» WORK TO BE COMPLETED: Work through the records below, line by line, and say how many lines include "this", with nothing else.
Start of EXTRACTED INFORMATION
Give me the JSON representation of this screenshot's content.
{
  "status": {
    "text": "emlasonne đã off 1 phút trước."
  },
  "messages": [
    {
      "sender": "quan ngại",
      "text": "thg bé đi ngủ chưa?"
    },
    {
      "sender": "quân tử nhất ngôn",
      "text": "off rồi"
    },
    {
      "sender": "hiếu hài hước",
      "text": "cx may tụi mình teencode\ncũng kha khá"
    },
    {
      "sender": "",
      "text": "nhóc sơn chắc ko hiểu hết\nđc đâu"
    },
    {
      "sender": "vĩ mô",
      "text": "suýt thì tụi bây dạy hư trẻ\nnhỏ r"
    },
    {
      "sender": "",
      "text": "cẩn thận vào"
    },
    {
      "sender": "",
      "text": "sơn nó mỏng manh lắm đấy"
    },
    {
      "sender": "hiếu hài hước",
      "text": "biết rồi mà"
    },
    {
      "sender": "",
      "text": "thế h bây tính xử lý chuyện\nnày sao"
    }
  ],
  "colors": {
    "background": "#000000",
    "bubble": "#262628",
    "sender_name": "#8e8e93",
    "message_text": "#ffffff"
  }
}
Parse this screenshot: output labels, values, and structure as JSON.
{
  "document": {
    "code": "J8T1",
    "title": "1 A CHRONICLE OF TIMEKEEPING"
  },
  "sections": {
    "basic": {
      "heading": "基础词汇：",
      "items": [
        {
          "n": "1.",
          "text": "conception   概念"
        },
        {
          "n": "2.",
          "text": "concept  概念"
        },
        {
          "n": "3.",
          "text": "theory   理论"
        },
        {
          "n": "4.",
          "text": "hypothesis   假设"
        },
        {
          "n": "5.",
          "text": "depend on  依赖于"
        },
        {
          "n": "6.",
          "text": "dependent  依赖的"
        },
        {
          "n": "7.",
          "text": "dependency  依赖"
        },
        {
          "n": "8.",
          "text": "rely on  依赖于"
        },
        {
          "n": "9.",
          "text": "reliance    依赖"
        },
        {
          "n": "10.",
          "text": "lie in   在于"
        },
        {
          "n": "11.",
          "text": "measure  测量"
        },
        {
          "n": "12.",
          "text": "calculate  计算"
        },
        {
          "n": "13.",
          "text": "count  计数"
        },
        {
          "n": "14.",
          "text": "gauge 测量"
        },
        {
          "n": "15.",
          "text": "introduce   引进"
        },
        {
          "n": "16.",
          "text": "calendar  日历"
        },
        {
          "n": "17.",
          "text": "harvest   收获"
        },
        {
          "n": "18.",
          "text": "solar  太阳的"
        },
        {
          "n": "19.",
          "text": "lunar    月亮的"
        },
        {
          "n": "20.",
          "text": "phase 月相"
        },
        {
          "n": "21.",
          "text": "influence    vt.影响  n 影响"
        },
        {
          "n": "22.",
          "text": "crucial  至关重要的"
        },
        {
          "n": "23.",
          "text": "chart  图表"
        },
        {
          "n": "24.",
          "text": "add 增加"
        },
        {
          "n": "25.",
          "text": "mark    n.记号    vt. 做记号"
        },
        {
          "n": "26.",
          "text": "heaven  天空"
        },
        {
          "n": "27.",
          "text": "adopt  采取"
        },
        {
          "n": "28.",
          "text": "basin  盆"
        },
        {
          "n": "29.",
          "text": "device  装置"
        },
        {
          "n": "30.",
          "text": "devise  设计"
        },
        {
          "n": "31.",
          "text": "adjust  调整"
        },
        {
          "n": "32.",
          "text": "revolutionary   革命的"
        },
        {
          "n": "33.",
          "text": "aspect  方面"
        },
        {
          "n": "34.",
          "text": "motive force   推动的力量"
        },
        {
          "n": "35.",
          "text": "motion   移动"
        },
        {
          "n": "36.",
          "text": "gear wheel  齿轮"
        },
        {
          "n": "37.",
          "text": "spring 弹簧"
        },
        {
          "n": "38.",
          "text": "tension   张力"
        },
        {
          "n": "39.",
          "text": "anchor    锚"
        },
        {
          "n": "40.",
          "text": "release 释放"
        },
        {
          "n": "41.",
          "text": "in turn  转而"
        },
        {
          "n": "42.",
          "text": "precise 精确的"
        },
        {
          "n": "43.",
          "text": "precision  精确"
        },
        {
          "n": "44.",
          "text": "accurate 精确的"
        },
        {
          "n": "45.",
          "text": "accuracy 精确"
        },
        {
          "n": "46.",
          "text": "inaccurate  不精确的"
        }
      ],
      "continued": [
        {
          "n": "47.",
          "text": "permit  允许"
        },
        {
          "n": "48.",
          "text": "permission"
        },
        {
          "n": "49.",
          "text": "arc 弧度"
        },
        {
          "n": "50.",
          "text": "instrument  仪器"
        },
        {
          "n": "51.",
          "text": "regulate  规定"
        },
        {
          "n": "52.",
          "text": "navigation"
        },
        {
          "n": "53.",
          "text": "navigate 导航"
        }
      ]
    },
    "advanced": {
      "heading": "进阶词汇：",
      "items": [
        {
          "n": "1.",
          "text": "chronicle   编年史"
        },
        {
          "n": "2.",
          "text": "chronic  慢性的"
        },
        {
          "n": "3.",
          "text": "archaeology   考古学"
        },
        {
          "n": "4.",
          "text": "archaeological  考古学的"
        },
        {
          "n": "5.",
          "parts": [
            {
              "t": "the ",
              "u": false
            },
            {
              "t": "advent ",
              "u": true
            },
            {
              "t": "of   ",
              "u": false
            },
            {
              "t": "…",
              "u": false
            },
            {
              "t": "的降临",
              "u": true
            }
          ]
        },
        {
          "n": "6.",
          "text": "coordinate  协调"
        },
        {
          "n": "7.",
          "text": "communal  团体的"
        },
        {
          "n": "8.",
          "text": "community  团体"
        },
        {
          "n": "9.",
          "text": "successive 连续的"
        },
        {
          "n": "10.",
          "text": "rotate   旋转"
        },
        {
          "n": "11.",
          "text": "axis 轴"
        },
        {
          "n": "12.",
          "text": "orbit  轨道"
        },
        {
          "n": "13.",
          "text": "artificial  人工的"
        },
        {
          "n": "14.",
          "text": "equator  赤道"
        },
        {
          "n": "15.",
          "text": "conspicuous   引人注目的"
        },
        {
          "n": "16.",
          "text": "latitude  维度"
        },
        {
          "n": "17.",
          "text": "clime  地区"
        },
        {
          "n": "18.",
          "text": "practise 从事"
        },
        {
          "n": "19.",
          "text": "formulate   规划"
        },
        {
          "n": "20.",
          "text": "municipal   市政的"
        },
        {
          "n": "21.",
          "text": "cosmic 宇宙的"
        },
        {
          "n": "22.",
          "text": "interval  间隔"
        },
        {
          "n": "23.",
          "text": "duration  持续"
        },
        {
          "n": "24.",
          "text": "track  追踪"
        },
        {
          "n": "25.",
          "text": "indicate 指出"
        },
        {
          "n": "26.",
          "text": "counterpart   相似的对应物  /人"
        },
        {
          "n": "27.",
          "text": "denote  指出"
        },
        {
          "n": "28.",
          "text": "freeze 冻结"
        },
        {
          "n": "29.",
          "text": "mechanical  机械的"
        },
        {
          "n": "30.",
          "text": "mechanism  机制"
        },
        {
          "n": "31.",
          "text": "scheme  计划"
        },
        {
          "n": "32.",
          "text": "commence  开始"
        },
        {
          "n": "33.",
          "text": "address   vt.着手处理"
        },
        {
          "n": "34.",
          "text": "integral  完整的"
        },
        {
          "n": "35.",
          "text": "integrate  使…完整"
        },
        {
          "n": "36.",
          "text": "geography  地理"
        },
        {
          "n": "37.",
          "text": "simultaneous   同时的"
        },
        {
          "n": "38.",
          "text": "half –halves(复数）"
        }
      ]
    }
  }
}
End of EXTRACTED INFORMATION
» OUTPUT OF THE TASK: 2